• **To do**
A copy of the listing below is needed, exact in every line and without images.

• **Source material**
━━━━━━━━

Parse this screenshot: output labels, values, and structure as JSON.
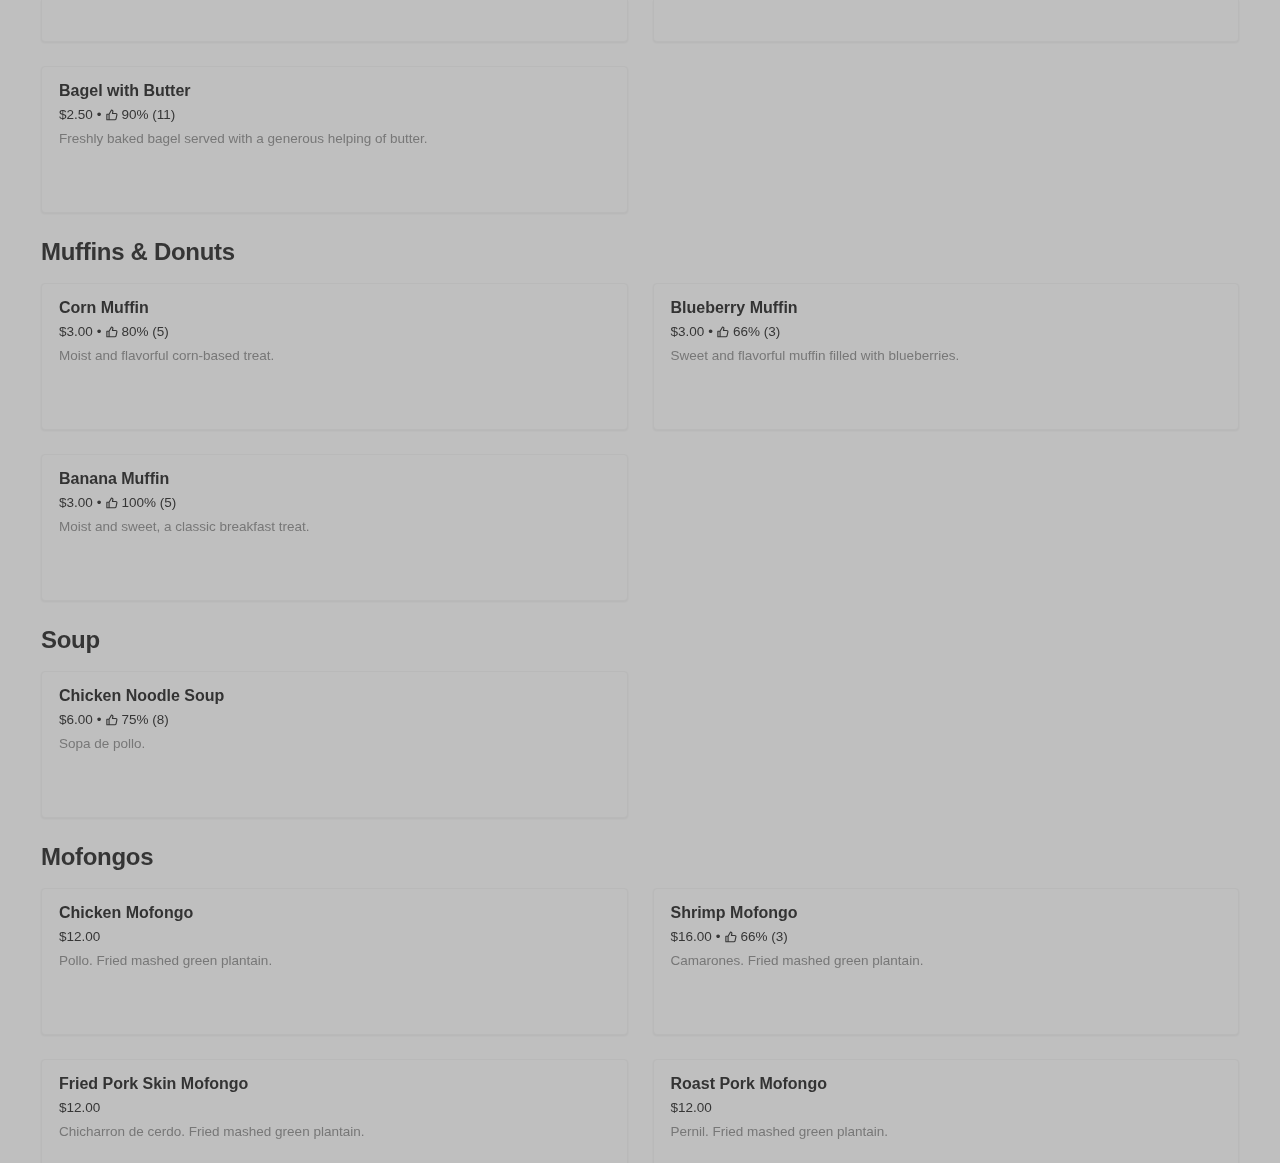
{
  "sections": [
    {
      "items": [
        {
          "kind": "cut_off"
        },
        {
          "kind": "cut_off"
        },
        {
          "kind": "dish",
          "name": "Bagel with Butter",
          "price": "$2.50",
          "separator": "•",
          "rating": "90% (11)",
          "description": "Freshly baked bagel served with a generous helping of butter."
        }
      ]
    },
    {
      "heading": "Muffins & Donuts",
      "items": [
        {
          "kind": "dish",
          "name": "Corn Muffin",
          "price": "$3.00",
          "separator": "•",
          "rating": "80% (5)",
          "description": "Moist and flavorful corn-based treat."
        },
        {
          "kind": "dish",
          "name": "Blueberry Muffin",
          "price": "$3.00",
          "separator": "•",
          "rating": "66% (3)",
          "description": "Sweet and flavorful muffin filled with blueberries."
        },
        {
          "kind": "dish",
          "name": "Banana Muffin",
          "price": "$3.00",
          "separator": "•",
          "rating": "100% (5)",
          "description": "Moist and sweet, a classic breakfast treat."
        }
      ]
    },
    {
      "heading": "Soup",
      "items": [
        {
          "kind": "dish",
          "name": "Chicken Noodle Soup",
          "price": "$6.00",
          "separator": "•",
          "rating": "75% (8)",
          "description": "Sopa de pollo."
        }
      ]
    },
    {
      "heading": "Mofongos",
      "items": [
        {
          "kind": "dish",
          "name": "Chicken Mofongo",
          "price": "$12.00",
          "description": "Pollo. Fried mashed green plantain."
        },
        {
          "kind": "dish",
          "name": "Shrimp Mofongo",
          "price": "$16.00",
          "separator": "•",
          "rating": "66% (3)",
          "description": "Camarones. Fried mashed green plantain."
        },
        {
          "kind": "dish",
          "name": "Fried Pork Skin Mofongo",
          "price": "$12.00",
          "description": "Chicharron de cerdo. Fried mashed green plantain."
        },
        {
          "kind": "dish",
          "name": "Roast Pork Mofongo",
          "price": "$12.00",
          "description": "Pernil. Fried mashed green plantain."
        }
      ]
    }
  ]
}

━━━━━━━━

• **Finished task**
Parse this screenshot: output labels, values, and structure as JSON.
{
  "sections": [
    {
      "items": [
        {
          "kind": "cut_off"
        },
        {
          "kind": "cut_off"
        },
        {
          "kind": "dish",
          "name": "Bagel with Butter",
          "price": "$2.50",
          "separator": "•",
          "rating": "90% (11)",
          "description": "Freshly baked bagel served with a generous helping of butter."
        }
      ]
    },
    {
      "heading": "Muffins & Donuts",
      "items": [
        {
          "kind": "dish",
          "name": "Corn Muffin",
          "price": "$3.00",
          "separator": "•",
          "rating": "80% (5)",
          "description": "Moist and flavorful corn-based treat."
        },
        {
          "kind": "dish",
          "name": "Blueberry Muffin",
          "price": "$3.00",
          "separator": "•",
          "rating": "66% (3)",
          "description": "Sweet and flavorful muffin filled with blueberries."
        },
        {
          "kind": "dish",
          "name": "Banana Muffin",
          "price": "$3.00",
          "separator": "•",
          "rating": "100% (5)",
          "description": "Moist and sweet, a classic breakfast treat."
        }
      ]
    },
    {
      "heading": "Soup",
      "items": [
        {
          "kind": "dish",
          "name": "Chicken Noodle Soup",
          "price": "$6.00",
          "separator": "•",
          "rating": "75% (8)",
          "description": "Sopa de pollo."
        }
      ]
    },
    {
      "heading": "Mofongos",
      "items": [
        {
          "kind": "dish",
          "name": "Chicken Mofongo",
          "price": "$12.00",
          "description": "Pollo. Fried mashed green plantain."
        },
        {
          "kind": "dish",
          "name": "Shrimp Mofongo",
          "price": "$16.00",
          "separator": "•",
          "rating": "66% (3)",
          "description": "Camarones. Fried mashed green plantain."
        },
        {
          "kind": "dish",
          "name": "Fried Pork Skin Mofongo",
          "price": "$12.00",
          "description": "Chicharron de cerdo. Fried mashed green plantain."
        },
        {
          "kind": "dish",
          "name": "Roast Pork Mofongo",
          "price": "$12.00",
          "description": "Pernil. Fried mashed green plantain."
        }
      ]
    }
  ]
}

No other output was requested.